[Items from an interface collection]
-=-=-=-=-

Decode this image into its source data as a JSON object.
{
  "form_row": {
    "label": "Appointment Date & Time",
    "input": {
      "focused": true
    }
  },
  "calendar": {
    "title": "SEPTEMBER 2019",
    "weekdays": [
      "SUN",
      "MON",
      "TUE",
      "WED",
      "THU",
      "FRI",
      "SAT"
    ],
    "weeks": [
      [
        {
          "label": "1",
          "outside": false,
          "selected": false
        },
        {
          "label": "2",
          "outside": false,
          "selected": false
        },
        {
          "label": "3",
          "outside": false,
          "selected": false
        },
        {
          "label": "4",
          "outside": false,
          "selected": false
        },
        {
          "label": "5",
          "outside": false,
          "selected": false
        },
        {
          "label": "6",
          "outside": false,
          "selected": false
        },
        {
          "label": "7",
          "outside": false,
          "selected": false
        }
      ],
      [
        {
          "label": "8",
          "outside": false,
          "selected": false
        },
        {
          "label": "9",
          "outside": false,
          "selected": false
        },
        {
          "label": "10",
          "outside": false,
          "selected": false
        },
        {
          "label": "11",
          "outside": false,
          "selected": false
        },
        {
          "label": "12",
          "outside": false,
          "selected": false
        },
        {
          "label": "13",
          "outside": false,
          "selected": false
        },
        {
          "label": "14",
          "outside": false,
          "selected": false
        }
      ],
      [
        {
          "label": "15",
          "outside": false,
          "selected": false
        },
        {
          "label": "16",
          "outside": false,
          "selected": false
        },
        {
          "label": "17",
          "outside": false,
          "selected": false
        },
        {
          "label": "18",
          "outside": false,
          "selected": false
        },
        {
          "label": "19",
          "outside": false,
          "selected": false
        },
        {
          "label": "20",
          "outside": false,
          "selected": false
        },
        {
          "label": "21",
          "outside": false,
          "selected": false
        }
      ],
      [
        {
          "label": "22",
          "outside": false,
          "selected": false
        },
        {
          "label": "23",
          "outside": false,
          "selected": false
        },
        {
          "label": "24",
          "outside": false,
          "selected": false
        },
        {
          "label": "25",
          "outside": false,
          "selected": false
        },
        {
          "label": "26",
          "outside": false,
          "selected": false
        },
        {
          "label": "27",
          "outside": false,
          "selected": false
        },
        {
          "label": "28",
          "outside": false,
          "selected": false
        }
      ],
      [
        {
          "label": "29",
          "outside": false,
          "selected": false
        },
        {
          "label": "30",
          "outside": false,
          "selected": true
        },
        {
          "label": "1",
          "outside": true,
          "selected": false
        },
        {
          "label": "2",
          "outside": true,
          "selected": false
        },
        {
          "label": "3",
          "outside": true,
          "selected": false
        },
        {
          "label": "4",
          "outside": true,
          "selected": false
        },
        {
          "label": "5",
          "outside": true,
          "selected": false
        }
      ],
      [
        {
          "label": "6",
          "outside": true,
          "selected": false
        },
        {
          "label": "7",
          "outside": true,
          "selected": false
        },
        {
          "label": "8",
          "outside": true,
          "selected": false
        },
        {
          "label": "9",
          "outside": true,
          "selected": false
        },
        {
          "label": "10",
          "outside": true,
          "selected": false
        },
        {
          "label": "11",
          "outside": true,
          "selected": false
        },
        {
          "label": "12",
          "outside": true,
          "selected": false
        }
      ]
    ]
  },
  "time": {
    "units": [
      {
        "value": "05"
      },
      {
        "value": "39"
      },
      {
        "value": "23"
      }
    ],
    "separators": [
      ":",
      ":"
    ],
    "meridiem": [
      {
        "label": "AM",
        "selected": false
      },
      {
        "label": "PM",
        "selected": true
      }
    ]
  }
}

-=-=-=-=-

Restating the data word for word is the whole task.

Decode this image into its source data as a JSON object.
{
  "form_row": {
    "label": "Appointment Date & Time",
    "input": {
      "focused": true
    }
  },
  "calendar": {
    "title": "SEPTEMBER 2019",
    "weekdays": [
      "SUN",
      "MON",
      "TUE",
      "WED",
      "THU",
      "FRI",
      "SAT"
    ],
    "weeks": [
      [
        {
          "label": "1",
          "outside": false,
          "selected": false
        },
        {
          "label": "2",
          "outside": false,
          "selected": false
        },
        {
          "label": "3",
          "outside": false,
          "selected": false
        },
        {
          "label": "4",
          "outside": false,
          "selected": false
        },
        {
          "label": "5",
          "outside": false,
          "selected": false
        },
        {
          "label": "6",
          "outside": false,
          "selected": false
        },
        {
          "label": "7",
          "outside": false,
          "selected": false
        }
      ],
      [
        {
          "label": "8",
          "outside": false,
          "selected": false
        },
        {
          "label": "9",
          "outside": false,
          "selected": false
        },
        {
          "label": "10",
          "outside": false,
          "selected": false
        },
        {
          "label": "11",
          "outside": false,
          "selected": false
        },
        {
          "label": "12",
          "outside": false,
          "selected": false
        },
        {
          "label": "13",
          "outside": false,
          "selected": false
        },
        {
          "label": "14",
          "outside": false,
          "selected": false
        }
      ],
      [
        {
          "label": "15",
          "outside": false,
          "selected": false
        },
        {
          "label": "16",
          "outside": false,
          "selected": false
        },
        {
          "label": "17",
          "outside": false,
          "selected": false
        },
        {
          "label": "18",
          "outside": false,
          "selected": false
        },
        {
          "label": "19",
          "outside": false,
          "selected": false
        },
        {
          "label": "20",
          "outside": false,
          "selected": false
        },
        {
          "label": "21",
          "outside": false,
          "selected": false
        }
      ],
      [
        {
          "label": "22",
          "outside": false,
          "selected": false
        },
        {
          "label": "23",
          "outside": false,
          "selected": false
        },
        {
          "label": "24",
          "outside": false,
          "selected": false
        },
        {
          "label": "25",
          "outside": false,
          "selected": false
        },
        {
          "label": "26",
          "outside": false,
          "selected": false
        },
        {
          "label": "27",
          "outside": false,
          "selected": false
        },
        {
          "label": "28",
          "outside": false,
          "selected": false
        }
      ],
      [
        {
          "label": "29",
          "outside": false,
          "selected": false
        },
        {
          "label": "30",
          "outside": false,
          "selected": true
        },
        {
          "label": "1",
          "outside": true,
          "selected": false
        },
        {
          "label": "2",
          "outside": true,
          "selected": false
        },
        {
          "label": "3",
          "outside": true,
          "selected": false
        },
        {
          "label": "4",
          "outside": true,
          "selected": false
        },
        {
          "label": "5",
          "outside": true,
          "selected": false
        }
      ],
      [
        {
          "label": "6",
          "outside": true,
          "selected": false
        },
        {
          "label": "7",
          "outside": true,
          "selected": false
        },
        {
          "label": "8",
          "outside": true,
          "selected": false
        },
        {
          "label": "9",
          "outside": true,
          "selected": false
        },
        {
          "label": "10",
          "outside": true,
          "selected": false
        },
        {
          "label": "11",
          "outside": true,
          "selected": false
        },
        {
          "label": "12",
          "outside": true,
          "selected": false
        }
      ]
    ]
  },
  "time": {
    "units": [
      {
        "value": "05"
      },
      {
        "value": "39"
      },
      {
        "value": "23"
      }
    ],
    "separators": [
      ":",
      ":"
    ],
    "meridiem": [
      {
        "label": "AM",
        "selected": false
      },
      {
        "label": "PM",
        "selected": true
      }
    ]
  }
}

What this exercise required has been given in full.